Spectra's BlackPearl: Sailing through oceans of data just got easier
Arctic Blue nearline disk array adds extra archival capabilities
Virtual tape, LTFS and StorNext
How does this differ, in effect, from a virtual tape library (VTL)? Such a library presents a disk interface to a tape storage backup software or media server product. It can generally transfer data to actual tape drives, like BlackPearl.
VTLs don't generally support MAID and won't have ArticBlue's drive longevity and low power draw.
With ArcticBlue you don't need backup software to populate the device with data. Instead, developers have integrated with applications such as Avid.
The LTFS protocol can provide file-type semantics to move data to and from tape drives without having a full hardware/software front-end product between the user and the tape store. But it is not intended to provide a nearline buffer between the tape store and the user, so it ultimately is a tape-speed technology and not disk speed.
Arctic Blue merits comparison with Quantum's StorNext which provides a file interface to both object storage on disk, the Lattus element, and tape storage.
Quantum focuses this product set on the media and entertainment industry and has an eco-system of developers there. Also the tape drive is written to a standard tape format, and not via an object system.
Spectra is more of a generic nearline/archive system in comparison.

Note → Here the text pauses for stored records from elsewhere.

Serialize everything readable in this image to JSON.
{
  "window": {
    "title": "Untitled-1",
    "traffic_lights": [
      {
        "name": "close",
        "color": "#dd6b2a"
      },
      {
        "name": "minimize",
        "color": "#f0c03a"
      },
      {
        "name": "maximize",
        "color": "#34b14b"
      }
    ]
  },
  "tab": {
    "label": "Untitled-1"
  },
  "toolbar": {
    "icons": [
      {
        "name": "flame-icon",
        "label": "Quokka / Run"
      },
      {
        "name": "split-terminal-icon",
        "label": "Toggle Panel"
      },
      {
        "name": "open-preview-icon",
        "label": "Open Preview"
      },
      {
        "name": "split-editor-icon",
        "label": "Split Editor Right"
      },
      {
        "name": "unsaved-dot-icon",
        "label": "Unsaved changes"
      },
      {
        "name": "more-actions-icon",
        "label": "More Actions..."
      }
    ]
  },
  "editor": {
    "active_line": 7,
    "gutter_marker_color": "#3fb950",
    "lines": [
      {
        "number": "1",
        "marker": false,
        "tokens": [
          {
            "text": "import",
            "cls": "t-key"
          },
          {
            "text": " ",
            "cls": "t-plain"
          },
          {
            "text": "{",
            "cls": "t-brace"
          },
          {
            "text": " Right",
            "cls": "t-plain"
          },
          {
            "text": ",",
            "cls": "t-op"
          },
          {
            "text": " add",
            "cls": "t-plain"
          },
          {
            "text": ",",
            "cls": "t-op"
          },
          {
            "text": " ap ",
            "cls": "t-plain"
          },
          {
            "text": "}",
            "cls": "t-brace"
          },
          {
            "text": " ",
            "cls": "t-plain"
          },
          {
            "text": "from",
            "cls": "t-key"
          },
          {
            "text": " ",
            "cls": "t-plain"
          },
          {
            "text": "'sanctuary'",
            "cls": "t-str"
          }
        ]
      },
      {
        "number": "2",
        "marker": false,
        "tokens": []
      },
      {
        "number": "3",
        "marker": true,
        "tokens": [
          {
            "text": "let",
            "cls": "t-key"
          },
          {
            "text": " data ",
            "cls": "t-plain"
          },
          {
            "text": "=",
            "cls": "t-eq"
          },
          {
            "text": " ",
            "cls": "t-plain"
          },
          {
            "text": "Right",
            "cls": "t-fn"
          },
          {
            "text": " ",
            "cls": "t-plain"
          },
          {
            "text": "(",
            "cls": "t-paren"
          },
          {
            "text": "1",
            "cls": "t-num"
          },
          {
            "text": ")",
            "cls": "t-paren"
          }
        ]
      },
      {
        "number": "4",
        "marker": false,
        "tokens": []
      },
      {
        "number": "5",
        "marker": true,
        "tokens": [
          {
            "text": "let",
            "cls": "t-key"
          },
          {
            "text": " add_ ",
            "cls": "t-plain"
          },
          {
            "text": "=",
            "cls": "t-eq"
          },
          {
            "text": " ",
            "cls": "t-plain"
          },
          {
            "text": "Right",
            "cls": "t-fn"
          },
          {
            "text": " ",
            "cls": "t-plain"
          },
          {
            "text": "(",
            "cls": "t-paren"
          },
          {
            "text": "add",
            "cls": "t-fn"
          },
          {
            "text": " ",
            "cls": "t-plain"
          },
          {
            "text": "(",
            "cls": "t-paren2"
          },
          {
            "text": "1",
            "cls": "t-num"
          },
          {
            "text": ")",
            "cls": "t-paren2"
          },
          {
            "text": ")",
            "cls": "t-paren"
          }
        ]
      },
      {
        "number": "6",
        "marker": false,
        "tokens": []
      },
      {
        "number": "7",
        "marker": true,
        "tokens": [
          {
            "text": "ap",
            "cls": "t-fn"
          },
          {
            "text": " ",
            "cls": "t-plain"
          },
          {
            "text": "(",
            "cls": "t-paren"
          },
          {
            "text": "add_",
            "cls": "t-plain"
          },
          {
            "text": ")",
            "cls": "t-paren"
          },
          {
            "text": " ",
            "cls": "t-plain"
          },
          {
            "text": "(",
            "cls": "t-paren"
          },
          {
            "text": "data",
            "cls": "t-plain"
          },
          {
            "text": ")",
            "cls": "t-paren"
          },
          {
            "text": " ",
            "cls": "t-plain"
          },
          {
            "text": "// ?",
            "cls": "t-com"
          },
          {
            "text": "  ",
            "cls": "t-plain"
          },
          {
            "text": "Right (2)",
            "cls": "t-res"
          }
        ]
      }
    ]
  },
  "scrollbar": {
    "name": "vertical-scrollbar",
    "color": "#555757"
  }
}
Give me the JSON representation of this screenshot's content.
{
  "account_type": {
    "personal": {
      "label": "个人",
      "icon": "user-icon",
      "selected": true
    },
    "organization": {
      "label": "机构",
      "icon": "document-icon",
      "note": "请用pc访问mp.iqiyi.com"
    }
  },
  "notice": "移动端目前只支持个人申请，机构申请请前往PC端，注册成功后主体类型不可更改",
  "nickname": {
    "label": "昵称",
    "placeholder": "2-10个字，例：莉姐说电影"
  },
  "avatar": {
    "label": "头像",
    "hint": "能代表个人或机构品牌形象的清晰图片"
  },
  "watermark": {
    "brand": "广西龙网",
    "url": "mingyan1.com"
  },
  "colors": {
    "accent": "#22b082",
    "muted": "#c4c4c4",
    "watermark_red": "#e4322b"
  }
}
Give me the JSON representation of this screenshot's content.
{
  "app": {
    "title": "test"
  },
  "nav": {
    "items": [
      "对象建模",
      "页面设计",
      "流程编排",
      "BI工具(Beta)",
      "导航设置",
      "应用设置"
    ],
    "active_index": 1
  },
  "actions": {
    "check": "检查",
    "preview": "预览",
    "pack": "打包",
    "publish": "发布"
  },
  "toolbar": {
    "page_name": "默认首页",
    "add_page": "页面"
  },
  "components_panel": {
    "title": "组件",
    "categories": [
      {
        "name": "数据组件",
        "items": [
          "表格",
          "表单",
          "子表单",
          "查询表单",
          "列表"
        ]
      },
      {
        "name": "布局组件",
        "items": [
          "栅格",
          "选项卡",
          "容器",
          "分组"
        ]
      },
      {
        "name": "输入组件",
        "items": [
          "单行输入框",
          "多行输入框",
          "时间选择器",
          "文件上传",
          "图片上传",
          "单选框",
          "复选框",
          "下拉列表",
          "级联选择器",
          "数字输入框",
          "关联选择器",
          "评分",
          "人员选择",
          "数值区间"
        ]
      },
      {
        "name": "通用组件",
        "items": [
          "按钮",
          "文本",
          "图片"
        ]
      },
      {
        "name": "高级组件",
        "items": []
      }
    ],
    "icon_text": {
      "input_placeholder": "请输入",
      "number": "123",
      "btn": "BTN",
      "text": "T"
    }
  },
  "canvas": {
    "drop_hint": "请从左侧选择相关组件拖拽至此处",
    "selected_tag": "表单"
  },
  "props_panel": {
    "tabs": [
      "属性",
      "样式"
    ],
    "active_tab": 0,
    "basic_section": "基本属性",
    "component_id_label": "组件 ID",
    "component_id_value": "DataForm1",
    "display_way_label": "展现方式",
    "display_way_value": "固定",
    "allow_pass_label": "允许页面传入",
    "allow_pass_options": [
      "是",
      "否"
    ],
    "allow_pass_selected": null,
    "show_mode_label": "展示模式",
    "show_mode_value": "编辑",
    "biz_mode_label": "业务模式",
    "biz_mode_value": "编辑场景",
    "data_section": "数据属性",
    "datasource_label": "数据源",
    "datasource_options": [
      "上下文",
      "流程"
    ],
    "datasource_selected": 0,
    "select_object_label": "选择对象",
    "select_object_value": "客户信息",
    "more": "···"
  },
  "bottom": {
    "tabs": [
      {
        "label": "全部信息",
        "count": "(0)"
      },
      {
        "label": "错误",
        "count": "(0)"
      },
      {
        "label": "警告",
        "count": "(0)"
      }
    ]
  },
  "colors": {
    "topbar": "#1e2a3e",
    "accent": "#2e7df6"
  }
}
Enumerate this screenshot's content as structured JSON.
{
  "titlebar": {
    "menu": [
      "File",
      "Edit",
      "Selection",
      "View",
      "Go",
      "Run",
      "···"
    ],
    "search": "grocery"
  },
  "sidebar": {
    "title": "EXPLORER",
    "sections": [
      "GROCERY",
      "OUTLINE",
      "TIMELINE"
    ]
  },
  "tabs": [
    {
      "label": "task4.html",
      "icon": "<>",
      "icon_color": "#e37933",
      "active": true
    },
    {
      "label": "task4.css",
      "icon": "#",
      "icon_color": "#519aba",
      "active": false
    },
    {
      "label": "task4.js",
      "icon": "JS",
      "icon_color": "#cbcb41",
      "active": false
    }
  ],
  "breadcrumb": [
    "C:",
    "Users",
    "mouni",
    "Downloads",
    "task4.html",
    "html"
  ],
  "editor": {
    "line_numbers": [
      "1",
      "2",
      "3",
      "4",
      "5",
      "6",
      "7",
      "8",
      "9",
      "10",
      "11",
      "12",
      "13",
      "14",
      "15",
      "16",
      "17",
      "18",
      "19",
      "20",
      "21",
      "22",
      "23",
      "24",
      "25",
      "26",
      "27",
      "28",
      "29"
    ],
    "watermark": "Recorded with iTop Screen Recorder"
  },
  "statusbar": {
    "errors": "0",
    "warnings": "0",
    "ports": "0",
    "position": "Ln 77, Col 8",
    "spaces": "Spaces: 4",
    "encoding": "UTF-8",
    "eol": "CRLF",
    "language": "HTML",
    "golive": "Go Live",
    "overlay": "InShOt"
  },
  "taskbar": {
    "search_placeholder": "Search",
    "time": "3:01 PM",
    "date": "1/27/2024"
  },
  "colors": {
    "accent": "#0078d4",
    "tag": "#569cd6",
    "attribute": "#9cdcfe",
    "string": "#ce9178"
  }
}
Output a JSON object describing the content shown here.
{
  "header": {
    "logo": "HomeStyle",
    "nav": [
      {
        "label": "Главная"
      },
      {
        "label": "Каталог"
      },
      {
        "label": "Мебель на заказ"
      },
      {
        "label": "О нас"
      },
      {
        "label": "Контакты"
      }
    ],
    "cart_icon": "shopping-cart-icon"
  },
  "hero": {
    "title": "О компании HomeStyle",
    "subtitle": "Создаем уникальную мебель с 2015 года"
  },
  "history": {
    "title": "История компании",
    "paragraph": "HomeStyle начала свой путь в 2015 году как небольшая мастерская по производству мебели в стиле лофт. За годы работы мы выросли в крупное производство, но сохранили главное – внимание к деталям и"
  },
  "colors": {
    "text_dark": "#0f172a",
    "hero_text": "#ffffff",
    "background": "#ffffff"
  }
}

ArcticBlue will begin shipping in December 2015. Pricing for a 48-drive ArcticBlue disk system begins at $49,920. Spectra claims that the initial cost as low as $0.10/GB (US MSRP) which it says would be the industry’s lowest total cost of ownership over product life. ®